They also need to be well designed to minimize noise and the spread of germs.
The coronavirus has changed commuting patterns and office demand. Employees who previously commuted long distances in their own vehicles or used public transportation are likely re-evaluating that journey today. For those reasons, JLL’s recent Future of Office Demand report predicts a slower re-entry to offices located in areas that are dependent on public transportation.
At the same time, people still want access to the amenities and social opportunities of large urban areas. The report predicts we’ll see an increase in “distributed urbanization.” This includes a greater demand for well-connected suburbs centered around major cities. Central offices in the heart of downtown will still be appealing to many employees, but they may be supplemented with coworking spaces closer to home.

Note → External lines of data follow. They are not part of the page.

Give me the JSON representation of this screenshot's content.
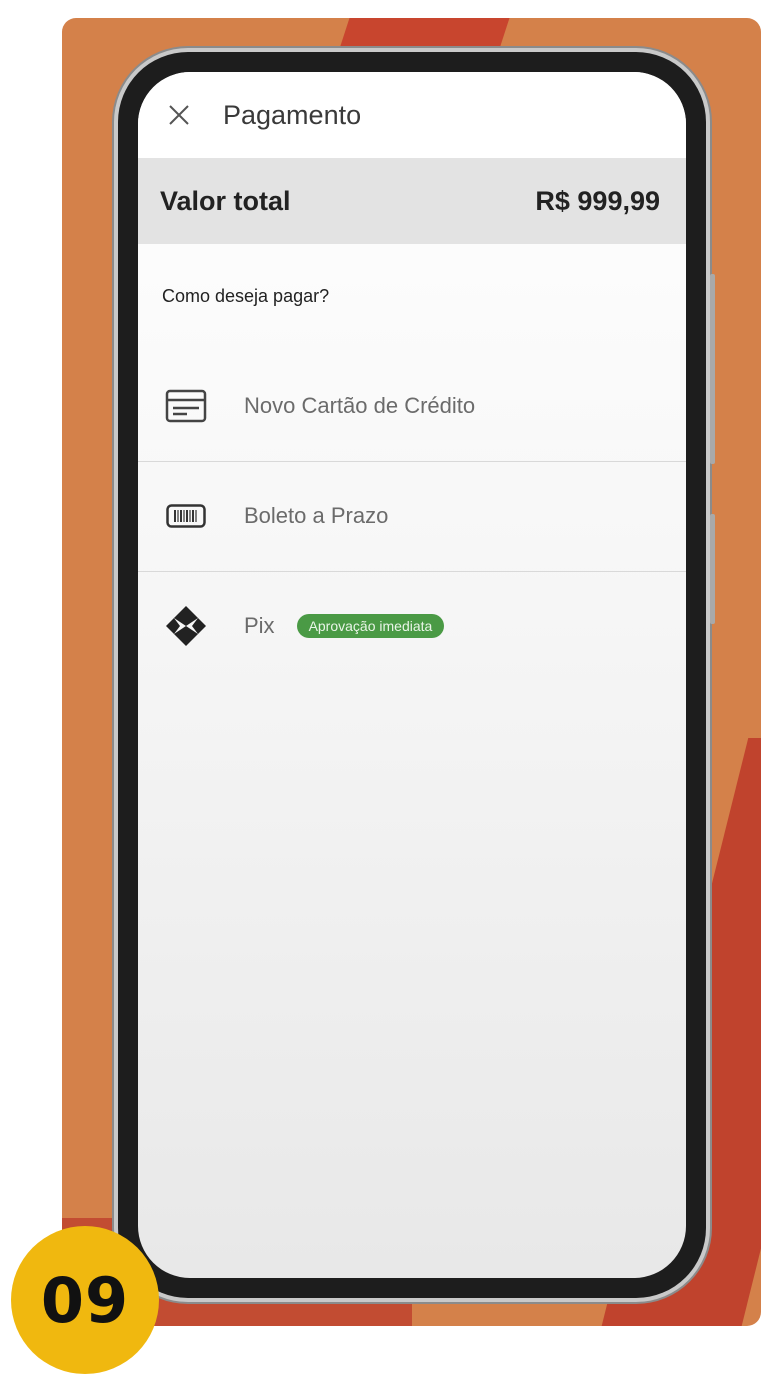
{
  "header": {
    "title": "Pagamento",
    "close_icon": "close-icon"
  },
  "total": {
    "label": "Valor total",
    "value": "R$ 999,99"
  },
  "payment": {
    "question": "Como deseja pagar?",
    "options": [
      {
        "label": "Novo Cartão de Crédito",
        "icon": "credit-card-icon"
      },
      {
        "label": "Boleto a Prazo",
        "icon": "barcode-icon"
      },
      {
        "label": "Pix",
        "icon": "pix-icon",
        "badge": "Aprovação imediata",
        "badge_color": "#4a9a45"
      }
    ]
  },
  "step_badge": {
    "number": "09",
    "color": "#f0b80f"
  }
}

Coworking spaces give employees the ability to escape the distractions of working from home while accommodating those who live farther away.
They also offer more flexibility for employers reluctant to sign new long-term leases, especially at a time when future office occupancy may be unpredictable. They can rent space by the month or even by the day. If employees using the coworking space no longer need it, the company can simply stop paying for it.
Although the workforce is more distributed, demand for high-quality office space isn’t going away. While employees appreciate the flexibility of being able to work remotely, JLL’s research shows they miss the ability to socialize and collaborate with others. They need a place to work where they feel inspired and have the technology and resources they need to be productive. That isn’t always possible in a home office.
At the same time, they’ve become accustomed to being able to work anywhere, so they expect more from their workplace than just a desk.
These flexible workspace trends can support a safe, collaborative environment when they are carefully planned and properly implemented. No matter which one you choose, make sure you have the right technology in place to support it.
Tiffany covers leadership and marketing topics and enjoys learning about how technology shapes our industry. Before iOFFICE, she worked in local news but don't hold that against her.